Our worst disappointment was walking a fair distance along the riverside to find restaurants recommended by the owner of the very spacious apartment we stayed in. There are a row of them with terraces on the river bank - the perfect place to eat on a hot night, except for the smokers. We really can't handle people smoking around us when we're eating, and there are so many smokers you can't get away from them. We finish up at the only restaurant that has an inside area, which has a rather mundane menu. Just as we are thinking it might be safe to at least finish our drinks outside, people at the table next to the one we have our eye on light up a hookah!

We buy Peter his second hat of this trip, as he leaves the nice straw number we bought in Vienna in the luggage rack of the train from Budapest, and it goes on to Prague and Hamburg without him. The new one is camouflage material, and he hates it, but at least he's avoiding sunstroke. It's as hot in Bratislava as it was in Budapest. After two nights we board the train for Prague hoping for cooler weather.

02 July 2019

Budapest Part 3 - other amusements including market and music
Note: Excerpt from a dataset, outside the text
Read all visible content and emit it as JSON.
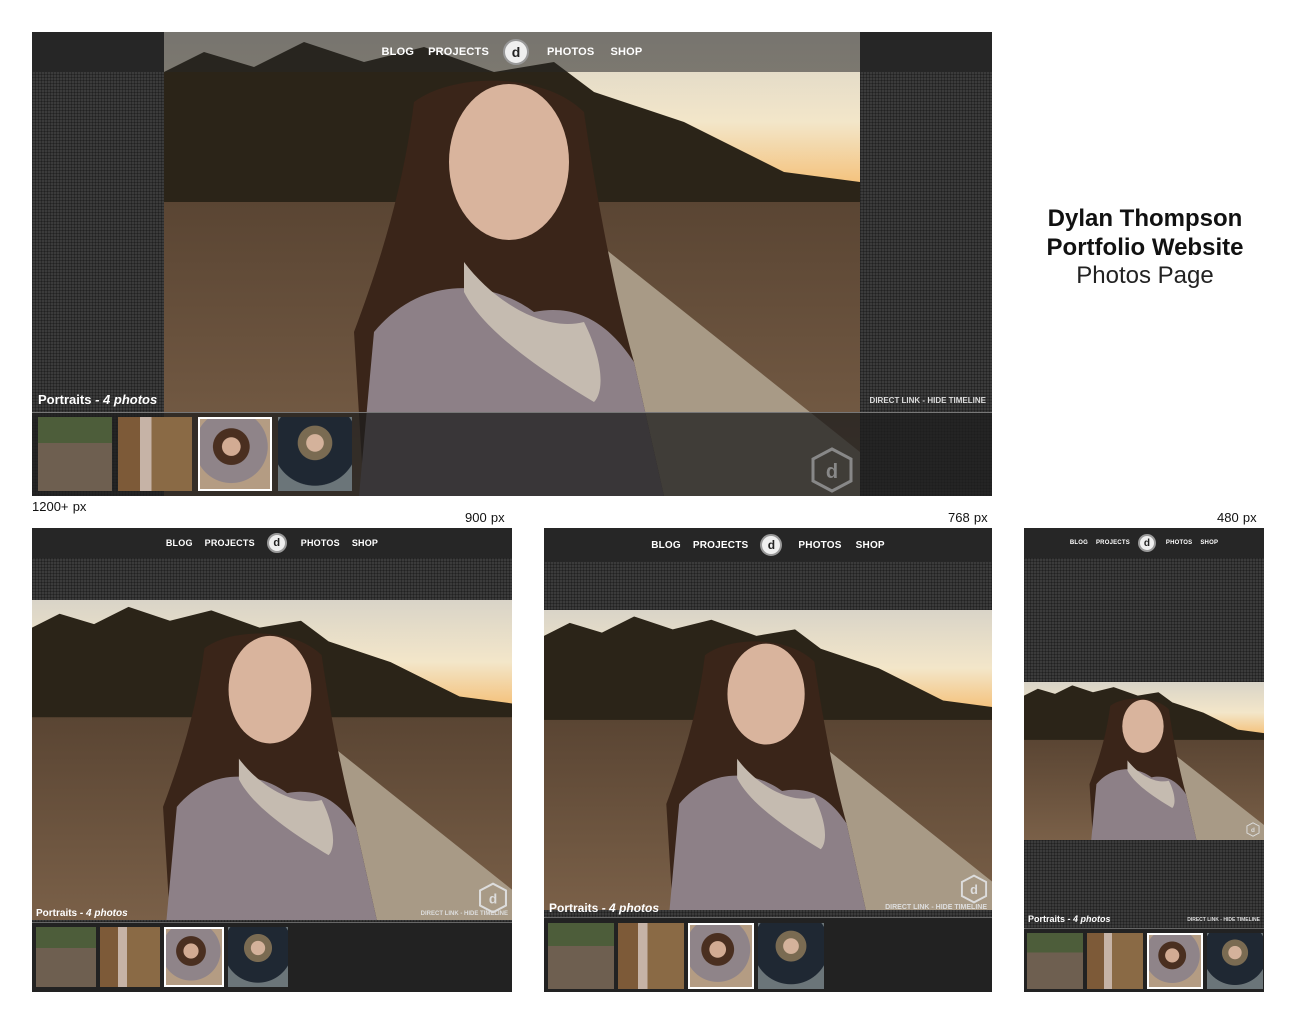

Another plus for our accommodation is that it is across the road from the market, which we visit twice.

It's a huge undercover market on three levels (Aldi in the basement). At ground level the stalls are grouped by type, veg here, sausage there, etc. Most of the area is full height to a glass roof, but there are galleries all round with four crossing the hall. Here there is one area of cheap takeaway food, and the rest is non-perishables, mostly of the souvenir variety. One wonders if there are enough people on the planet to buy all the "I love Budapest" t-shirts and embroidered tablecloths, not to mention vests, shirts and skirts. Then there are the matryoshka dolls, jigsaws and Rubik's cubes (he was a Hungarian).  What they don't have is men's bathers, which we need because Peter failed to pack same and they are needed for the baths. Eventually we find a cheap pair ($15) in a souvenir shop in the Vaci (pedestrian street nearby), after P has refused to pay about $75 for a Tommy Hilfiger pair, or half that for a pair in an Adidas sale.

We return to the market next morning to buy me cheap sunglasses to replace a broken pair and to take in one of the free concerts that are on at odd times and odd places in the summer in Budapest. In the market we listen to a terrific gypsy band - two violins, double bass and cimbalom. First violin and cimbalom player were both virtuoso standard. Note that even gypsy bands no longer wear embroidered vests - these guys were in shirts and slacks, turning off their mobiles before starting to play.

The second concert was in the open air in the afternoon on Margaret Island - the extremely unusual combination of soprano sax and string quartet. String quartet was good, all female. Sax player does the arranging of classical pieces for the combo and again was virtuoso standard, the arrangements are showpieces for him.

Third concert was on the steps of St Stephen's Basilica - three percussion players playing assorted chimes/xylophone type instruments, plus a solo flute. Virtuoso playing again by all four, with the percussionists looking like they were having fun as well.

In all the cities there are concerts everywhere that are classical pot pourri (or is that pop pourri?). In Vienna it's all Strauss and Mozart. In Budapest and Prague it's some or all of Pachelbel's Canon, Vivaldi's Four Seasons, Eine Kleine Nachtmusik, Brahm's Hungarian Dances, Ave Maria (either Gounod or Schubert) - you get the idea. We avoid them in Vienna, but relent in Budapest because the program has only one Vivaldi season and an Ave Maria, and the other bits and pieces are less hackneyed, and because it's in St Stephen's which is a very grand church. The small string group play beautifully, but the soprano who sings a couple of numbers struggles with the acoustic, which has a serious echo. Before the concert we go into the church to find a mass in progress in English with African music. Who would have thought it?